109 SCHOOL STREET, WATERTOWN, MA, 02472
Socially and Economically Disadvantaged:

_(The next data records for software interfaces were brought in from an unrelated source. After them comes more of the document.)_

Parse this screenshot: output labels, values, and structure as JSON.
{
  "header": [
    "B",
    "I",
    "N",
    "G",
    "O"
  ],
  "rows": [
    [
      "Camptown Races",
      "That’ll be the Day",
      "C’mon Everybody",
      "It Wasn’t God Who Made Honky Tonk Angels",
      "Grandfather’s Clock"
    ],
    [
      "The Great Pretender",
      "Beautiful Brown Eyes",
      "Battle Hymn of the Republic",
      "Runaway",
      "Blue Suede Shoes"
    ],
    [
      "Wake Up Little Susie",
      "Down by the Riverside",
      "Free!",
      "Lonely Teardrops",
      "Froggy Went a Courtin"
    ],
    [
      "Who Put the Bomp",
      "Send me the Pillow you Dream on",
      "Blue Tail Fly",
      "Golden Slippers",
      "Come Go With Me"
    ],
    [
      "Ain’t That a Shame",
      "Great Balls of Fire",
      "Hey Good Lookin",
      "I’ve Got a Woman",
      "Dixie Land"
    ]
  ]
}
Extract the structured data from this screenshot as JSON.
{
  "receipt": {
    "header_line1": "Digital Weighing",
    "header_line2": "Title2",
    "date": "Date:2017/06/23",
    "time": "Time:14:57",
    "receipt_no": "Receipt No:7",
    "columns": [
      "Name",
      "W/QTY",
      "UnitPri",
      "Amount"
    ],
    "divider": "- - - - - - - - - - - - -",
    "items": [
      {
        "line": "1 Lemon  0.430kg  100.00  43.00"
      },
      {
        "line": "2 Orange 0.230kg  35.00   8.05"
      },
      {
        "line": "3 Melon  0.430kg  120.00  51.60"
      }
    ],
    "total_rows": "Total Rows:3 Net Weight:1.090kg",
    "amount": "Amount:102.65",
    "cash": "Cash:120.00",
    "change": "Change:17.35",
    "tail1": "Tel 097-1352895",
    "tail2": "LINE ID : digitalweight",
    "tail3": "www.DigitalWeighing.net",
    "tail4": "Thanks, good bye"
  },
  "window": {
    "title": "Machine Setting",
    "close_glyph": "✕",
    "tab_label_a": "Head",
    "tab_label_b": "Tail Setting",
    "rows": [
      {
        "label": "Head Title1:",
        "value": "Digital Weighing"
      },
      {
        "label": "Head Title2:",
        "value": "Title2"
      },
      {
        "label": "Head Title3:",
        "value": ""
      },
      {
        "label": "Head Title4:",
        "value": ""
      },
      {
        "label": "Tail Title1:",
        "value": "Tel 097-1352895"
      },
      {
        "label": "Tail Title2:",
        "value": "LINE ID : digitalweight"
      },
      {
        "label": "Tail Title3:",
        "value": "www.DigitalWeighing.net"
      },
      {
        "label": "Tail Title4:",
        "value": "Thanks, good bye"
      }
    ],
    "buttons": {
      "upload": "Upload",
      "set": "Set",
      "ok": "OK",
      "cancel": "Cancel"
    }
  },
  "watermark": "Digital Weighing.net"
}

AbstractDESCRIPTION (provided by applicant): Thermolabile protecting groups of nucleic acids which can be removed during genomic methods will be developed. Protecting groups for nucleobase substituents involved in Watson-Crick hydrogen bonding will be identified and used to block hybridization. Subsequent removal of the thermolabile group at elevated temperature for 10-30 minutes, and as part of the genomic method, will release the desired nucleic acid and allow the genomic method to be initiated under controlled conditions of time and temperature. The technology is expected to eliminate non-specific reactions and false readings caused by mis-matched hybrids, primers annealed to non-target template, mis-priming, and partially complementary primers at ambient temperature. The primary objective is to prevent premature or erroneous formation of hybridized nucleic acids during sample preparation procedures that lead to undesirable events of sequence recognition. The specific aims are (1) development of chemistry for reversible, thermolabile, covalent modification of nucleic acids and (2) preparation and characterization of modified nucleic acids suitable for specific genomic methods. Nucleosides and small nucleotides will be used as model compounds to investigate candidate chemistries and the kinetics of deprotection. These chemistries will be applied to and evaluated with oligonucleotide primers, genomic DNA, and nucleoside triphosphates. This project will result in a new class of compounds and technology for health related applications in genomic methods such as SNP (single nucleotide polymorphism) analysis and allele-specific oligonucleotide (ASO) hybridization which are the basis of DNA microarrays, PCR amplification, and DNA sequencing applied to medical diagnostics and health related research. Commercial applications include modified nucleic acids, specialty chemicals, and new instrumentation for utilizing the technology in probe based diagnostics, health related research, and pathogen detection. Other applications include drug discovery and the study of drug response genes (pharmacogenomics), biodefense and bioterrorism where 'ruggedized' reagents may be needed, drug delivery, and therapeutics.
* information listed above is at the time of submission.